Jeff Sossamon, 573-882-3346, email@example.com
The views and opinions expressed in this “for expert comment” release are based on research and/or opinions of the researcher(s) and/or faculty member(s) and do not reflect the University’s official stance.
COLUMBIA, Mo. – Over the past week, Americans have seen a growing rift in the Republican Party. In an election cycle filled with conflict, within and between political parties, voters are left wondering when the “crisis” will end. Experts from the University of Missouri put the election in context and provide insight into how the growing rift in the Republican Party and the perceived trust issues for Hillary Clinton will play out in November.
“It is safe to say that American democracy is experiencing a period of crisis,” said Alasdair Roberts, professor of public affairs in the Truman School of Public Affairs. “Americans are questioning the paradigm of small government and free markets that dominated the last three decades. But no one really knows what paradigm should come next. This crisis of ideas helps to explain conflicts in both the Republican and Democratic parties. We will continue to see a rift within and between parties until a new generation of politicians emerges who think and speak differently about challenges and solutions.”
“A big question for a divided Republicans party is how this will affect ‘down ballot’ voting, or those statewide or local races that are further down on the electoral ballot,” said Mitchell McKinney, professor of political communication, and a nationally and internationally recognized scholar of presidential debates. “If it looks as if Trump might become a ‘drag’ on down ballot races — the opposite of coattails — we may see these down ballot Republican candidates in statewide and local races begin to split from him. It will be interesting to see if these candidates begin to decline appearances with Trump on the campaign trail and whether Hillary Clinton decides to use these ‘no shows’ as fodder to appeal to independents and even Republicans who are dissatisfied with Trump.”
Roberts is a Fellow of the U.S. National Academy of Public Administration and co-editor of Governance, a leading scholarly journal in the fields of political science and public administration. His book, “Four Crises of American Democracy” will be published in January.
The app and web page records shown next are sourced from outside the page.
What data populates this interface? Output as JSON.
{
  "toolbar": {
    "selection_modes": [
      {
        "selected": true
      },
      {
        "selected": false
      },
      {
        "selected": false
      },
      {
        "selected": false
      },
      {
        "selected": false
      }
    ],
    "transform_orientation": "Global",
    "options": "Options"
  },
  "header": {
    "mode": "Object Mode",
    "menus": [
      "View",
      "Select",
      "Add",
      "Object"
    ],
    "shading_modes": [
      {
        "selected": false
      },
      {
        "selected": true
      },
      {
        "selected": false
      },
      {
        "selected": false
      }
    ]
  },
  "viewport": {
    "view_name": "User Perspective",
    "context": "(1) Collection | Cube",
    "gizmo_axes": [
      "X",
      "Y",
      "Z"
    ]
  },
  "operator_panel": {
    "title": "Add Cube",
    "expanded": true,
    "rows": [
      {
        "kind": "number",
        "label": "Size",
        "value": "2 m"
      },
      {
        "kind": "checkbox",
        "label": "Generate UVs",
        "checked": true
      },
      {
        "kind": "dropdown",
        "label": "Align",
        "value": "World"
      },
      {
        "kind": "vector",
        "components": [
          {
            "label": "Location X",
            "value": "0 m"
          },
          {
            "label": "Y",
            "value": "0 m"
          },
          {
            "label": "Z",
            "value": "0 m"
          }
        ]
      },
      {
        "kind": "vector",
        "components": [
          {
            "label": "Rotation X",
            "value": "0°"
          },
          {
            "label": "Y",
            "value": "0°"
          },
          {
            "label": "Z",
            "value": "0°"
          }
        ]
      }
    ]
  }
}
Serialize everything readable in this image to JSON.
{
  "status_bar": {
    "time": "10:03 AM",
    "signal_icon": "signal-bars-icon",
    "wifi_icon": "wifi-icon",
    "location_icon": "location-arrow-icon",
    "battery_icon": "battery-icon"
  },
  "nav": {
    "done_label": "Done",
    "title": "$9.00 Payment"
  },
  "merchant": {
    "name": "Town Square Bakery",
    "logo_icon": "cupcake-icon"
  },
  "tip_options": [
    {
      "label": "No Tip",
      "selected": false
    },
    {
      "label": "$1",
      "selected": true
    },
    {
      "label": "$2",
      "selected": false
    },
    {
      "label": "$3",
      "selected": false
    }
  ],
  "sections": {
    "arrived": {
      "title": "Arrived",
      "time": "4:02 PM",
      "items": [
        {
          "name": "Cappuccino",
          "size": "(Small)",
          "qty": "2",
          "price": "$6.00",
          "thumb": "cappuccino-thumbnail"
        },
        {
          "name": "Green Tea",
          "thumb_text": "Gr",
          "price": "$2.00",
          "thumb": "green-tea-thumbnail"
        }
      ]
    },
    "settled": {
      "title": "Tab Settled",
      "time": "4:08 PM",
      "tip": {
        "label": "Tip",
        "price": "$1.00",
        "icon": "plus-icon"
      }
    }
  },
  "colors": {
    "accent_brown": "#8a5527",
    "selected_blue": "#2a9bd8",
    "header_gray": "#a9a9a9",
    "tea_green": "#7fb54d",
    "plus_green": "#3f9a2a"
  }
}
McKinney is director of the Political Communication Institute at MU (http://pci.missouri.edu). His research has focused particular attention on presidential primary debates, with his analysis indicating that a candidate’s debate performance at this formative stage of the campaign can greatly enhance – or hinder – one’s ability to emerge as the eventual winner.